Concertmaster Alexander Barantschik with "David," the famous Heifetz Guarneri which rarely leaves Davies Symphony Hall, except when it travels to the Green Music Center or to the Mondavi Center.  Barantschik will play Mendelssohn's "D Minor Violin Concerto" (1822), written when the composer was just 13, this Thursday at Weill Hall. About one third of Mendelssohn's music (270 of roughly 750 works) remains unpublished and mostly unperformed.  The D minor concerto hasn't been heard much since Yehudi Menuhin gave its premiere in 1952.  Photo: Lowres, SFS

Concertmaster Alexander Barantschik will play Mendelssohn’s “D Minor Violin Concerto” (1822), written when the composer was just 13, this Thursday at Weill Hall. About one third of Mendelssohn’s music (270 of roughly 750 works) remains unpublished and mostly unperformed. The D minor concerto hasn’t been heard much since Yehudi Menuhin gave its premiere in 1952. Photo: Lowres, SFS

Where else aside from Russia, London and CA have you lived and which place do you consider “home”?

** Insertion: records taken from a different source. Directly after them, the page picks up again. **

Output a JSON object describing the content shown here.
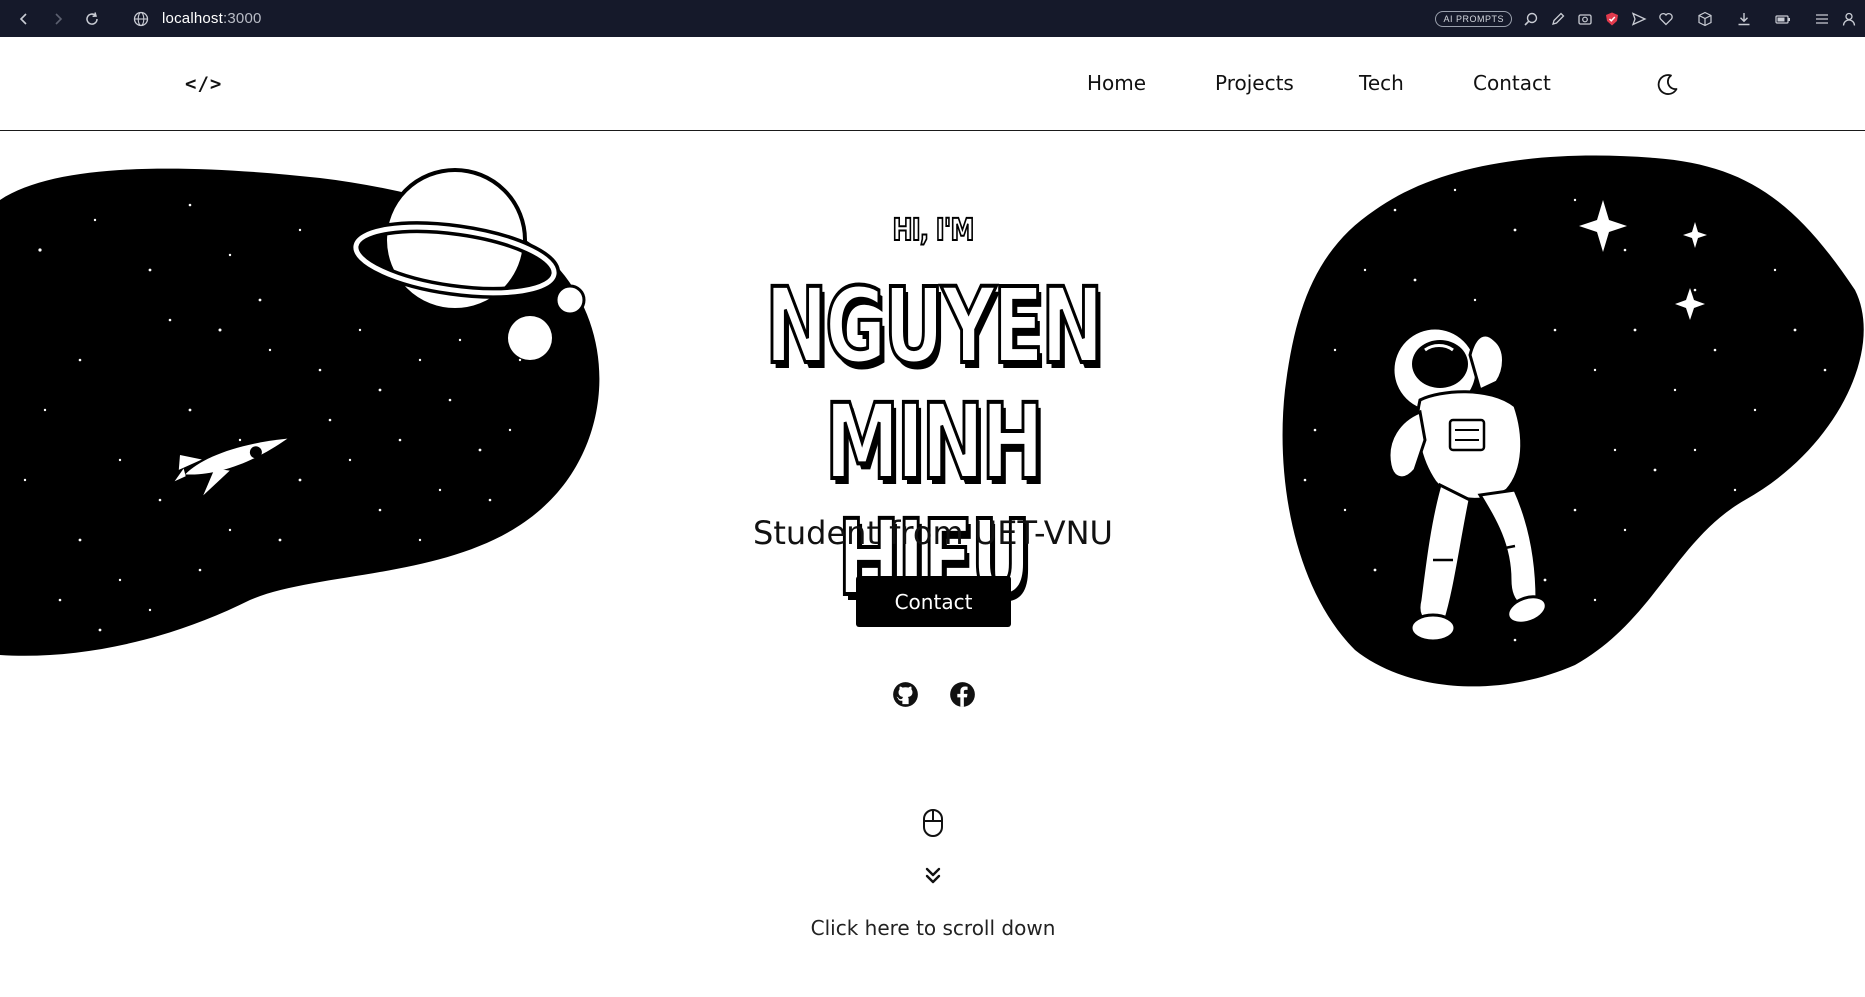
{
  "browser": {
    "url_host": "localhost",
    "url_port": ":3000",
    "ai_badge": "AI PROMPTS"
  },
  "header": {
    "logo": "</>",
    "nav": [
      {
        "label": "Home"
      },
      {
        "label": "Projects"
      },
      {
        "label": "Tech"
      },
      {
        "label": "Contact"
      }
    ]
  },
  "hero": {
    "greeting": "HI, I'M",
    "name_line1": "NGUYEN MINH",
    "name_line2": "HIEU",
    "subtitle": "Student from UET-VNU",
    "contact_label": "Contact",
    "scroll_hint": "Click here to scroll down"
  },
  "colors": {
    "chrome_bg": "#15192a",
    "primary": "#000000",
    "background": "#ffffff"
  },
  "icons": {
    "socials": [
      "github-icon",
      "facebook-icon"
    ],
    "theme": "moon-icon",
    "scroll": [
      "mouse-icon",
      "chevrons-down-icon"
    ]
  }
}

Alexander Barantschik:  Without any doubt, home is where my family is— my wife Alena and son Benjamin—and we’ve been here since 2001, 13 years already.  I am very happy to call CA, the Bay Area, specifically San Mateo, where I live, my home.  After I left Russia, I lived in Germany for three years and then in Amsterdam for 22 years where, for 16 years, I combined my job as concertmaster with the Netherlands Radio Philharmonic with my concertmaster position at LSO.  I then moved to California and started my job here at SFS.

Does your son have any interest in pursuing music? 

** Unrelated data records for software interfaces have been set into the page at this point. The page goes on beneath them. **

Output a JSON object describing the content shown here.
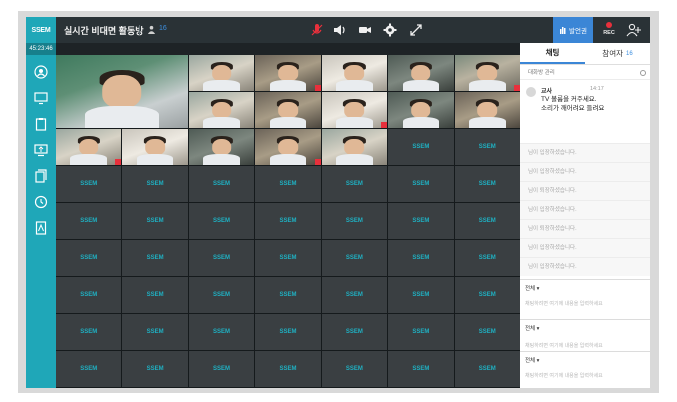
{
  "app": {
    "logo": "SSEM",
    "room_title": "실시간 비대면 활동방",
    "user_count": "16",
    "timer": "45:23:46"
  },
  "toolbar": {
    "icons": [
      "mic-icon",
      "speaker-icon",
      "camera-icon",
      "settings-icon",
      "fullscreen-icon"
    ],
    "blue_button_label": "발언권",
    "rec_label": "REC"
  },
  "rail": {
    "icons": [
      "profile-icon",
      "monitor-icon",
      "clipboard-icon",
      "screen-share-icon",
      "files-icon",
      "clock-icon",
      "document-icon"
    ]
  },
  "grid": {
    "brand_label": "SSEM",
    "video_tiles": 16,
    "empty_tiles": 45
  },
  "panel": {
    "tabs": [
      {
        "label": "채팅",
        "count": ""
      },
      {
        "label": "참여자",
        "count": "16"
      }
    ],
    "notice": "대화방 관리",
    "message": {
      "name": "교사",
      "time": "14:17",
      "line1": "TV 볼륨을 커주세요.",
      "line2": "소리가 깨어려요 들려요"
    },
    "system_messages": [
      "님이 입장하셨습니다.",
      "님이 입장하셨습니다.",
      "님이 퇴장하셨습니다.",
      "님이 입장하셨습니다.",
      "님이 퇴장하셨습니다.",
      "님이 입장하셨습니다.",
      "님이 입장하셨습니다."
    ],
    "inputs": [
      {
        "target": "전체 ▾",
        "placeholder": "채팅하려면 여기에 내용을 입력하세요"
      },
      {
        "target": "전체 ▾",
        "placeholder": "채팅하려면 여기에 내용을 입력하세요"
      },
      {
        "target": "전체 ▾",
        "placeholder": "채팅하려면 여기에 내용을 입력하세요"
      }
    ]
  },
  "colors": {
    "brand": "#1fa7b8",
    "accent_blue": "#3b86d6",
    "record_red": "#e8303c"
  }
}
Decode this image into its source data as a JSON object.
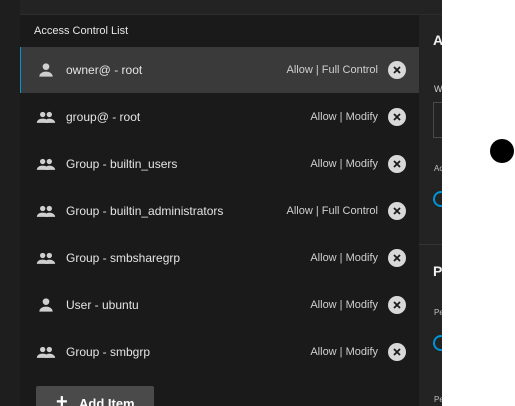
{
  "acl": {
    "title": "Access Control List",
    "items": [
      {
        "name": "owner@ - root",
        "permission": "Allow | Full Control",
        "icon": "person-icon"
      },
      {
        "name": "group@ - root",
        "permission": "Allow | Modify",
        "icon": "people-icon"
      },
      {
        "name": "Group - builtin_users",
        "permission": "Allow | Modify",
        "icon": "people-icon"
      },
      {
        "name": "Group - builtin_administrators",
        "permission": "Allow | Full Control",
        "icon": "people-icon"
      },
      {
        "name": "Group - smbsharegrp",
        "permission": "Allow | Modify",
        "icon": "people-icon"
      },
      {
        "name": "User - ubuntu",
        "permission": "Allow | Modify",
        "icon": "person-icon"
      },
      {
        "name": "Group - smbgrp",
        "permission": "Allow | Modify",
        "icon": "people-icon"
      }
    ],
    "add_button": "Add Item"
  },
  "side_panel": {
    "heading1": "A",
    "label1": "W",
    "label2": "Ac",
    "heading2": "P",
    "label3": "Pe",
    "label4": "Pe"
  },
  "colors": {
    "accent": "#0095d5",
    "panel_bg": "#1a1a1a",
    "selected_bg": "#3a3a3a"
  }
}
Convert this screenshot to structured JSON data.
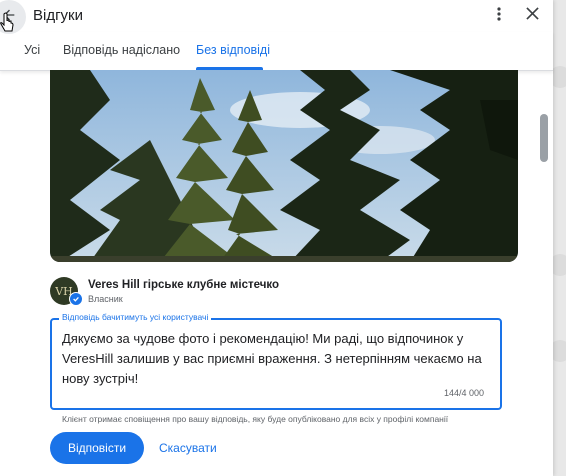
{
  "header": {
    "title": "Відгуки",
    "back_icon": "arrow-back-icon",
    "more_icon": "more-vert-icon",
    "close_icon": "close-icon"
  },
  "tabs": [
    {
      "label": "Усі",
      "active": false
    },
    {
      "label": "Відповідь надіслано",
      "active": false
    },
    {
      "label": "Без відповіді",
      "active": true
    }
  ],
  "owner": {
    "name": "Veres Hill гірське клубне містечко",
    "role": "Власник",
    "avatar_text": "VH"
  },
  "reply": {
    "label": "Відповідь бачитимуть усі користувачі",
    "text": "Дякуємо за чудове фото і рекомендацію! Ми раді, що відпочинок у VeresHill залишив у вас приємні враження. З нетерпінням чекаємо на нову зустріч!",
    "char_count": "144/4 000",
    "helper": "Клієнт отримає сповіщення про вашу відповідь, яку буде опубліковано для всіх у профілі компанії"
  },
  "actions": {
    "reply_label": "Відповісти",
    "cancel_label": "Скасувати"
  },
  "colors": {
    "accent": "#1a73e8"
  }
}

Alexander Barantschik:  He’s a high school junior now.  He loves math, science, and computer science and he plays piano for his pleasure and loves classical music but he has no desire to pursue music professionally.

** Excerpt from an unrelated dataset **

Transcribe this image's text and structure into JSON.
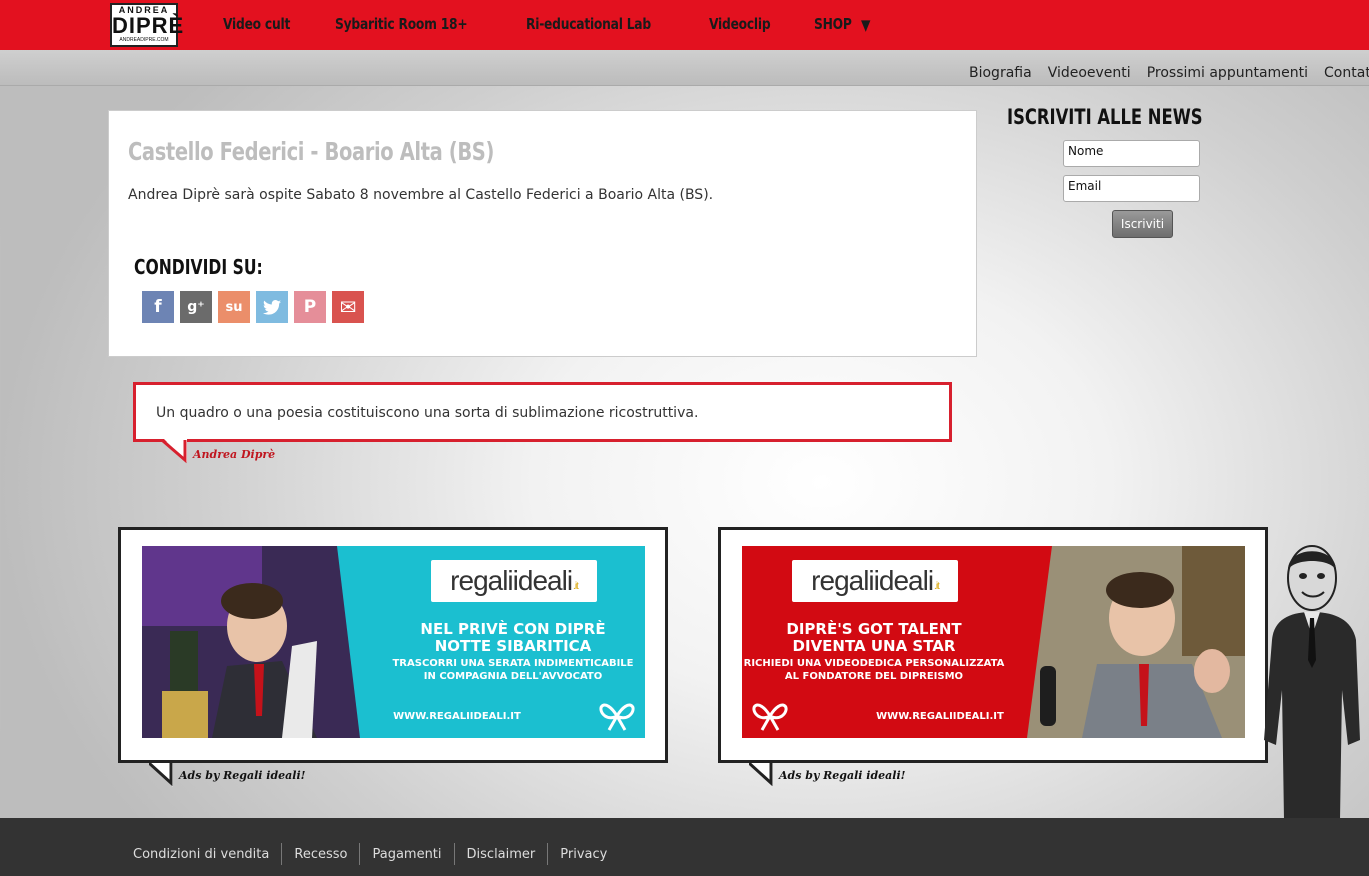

Russians have a marvelous and highly creative form of cursing.  What’s your favorite Russian curse?

Alexander Barantschik:  Honestly, I don’t curse so much.  We do have a saying, ‘Ni puha ni pera,’ which is something like ‘break a leg,’ which is what you say to every musician or performer about to go on stage.  The reply to that is always ‘K chortu,’ which is ‘Go to hell,’ a good omen for Russians.

How do you feel about performing at Weill Hall?

Alexander Barantschik: We are used to our hall, Davies, where we perform and rehearse every day and it’s challenging to leave that.  Weill Hall is much smaller than Davies, has a completely different shape, and is very different acoustically from Davies.  Since we don’t have any rehearsals at Weill Hall, or at the Mondavi Center, it’s always challenging to get the sound just right.  We don’t have any experience just sitting in the hall and listening either.  On stage, we are hearing things that are so different from what you’re hearing and we have to adjust immediately without even hardly having a chance to play. This time, we’ve got a small ensemble.  I will come a bit early and check out the acoustics to make sure I remember what it’s like there.

Details: Alexander Barantschik and SFS perform “Barantschik and Friends” at Green Music Center’s Weill Hall, Thursday, January 23, 2014 at 8 p.m. AND “Barantschik leads Mozart and Mendelssohn” at Davies Symphony Hall on Wed (Jan 22, 8 p.m.), Fri (Jan 24, 6:30 p.m.), Sat (Jan 25, 8 p.m.) and Sun (Jan 26, 2 p.m.).  Tickets at Green Music Center are $20 to $156 (click here to purchase) and are $15 to $109 at Davies (click here to purchase.)  For more information, call (415) 864-6000.  For more information about San Francisco Symphony’s four concerts this season at Weill Hall, click here.

January 22, 2014 Posted by | Classical Music, Green Music Center | , , , , , , , , , , , , , , , , , , , , , , , , , , , , , , | Leave a comment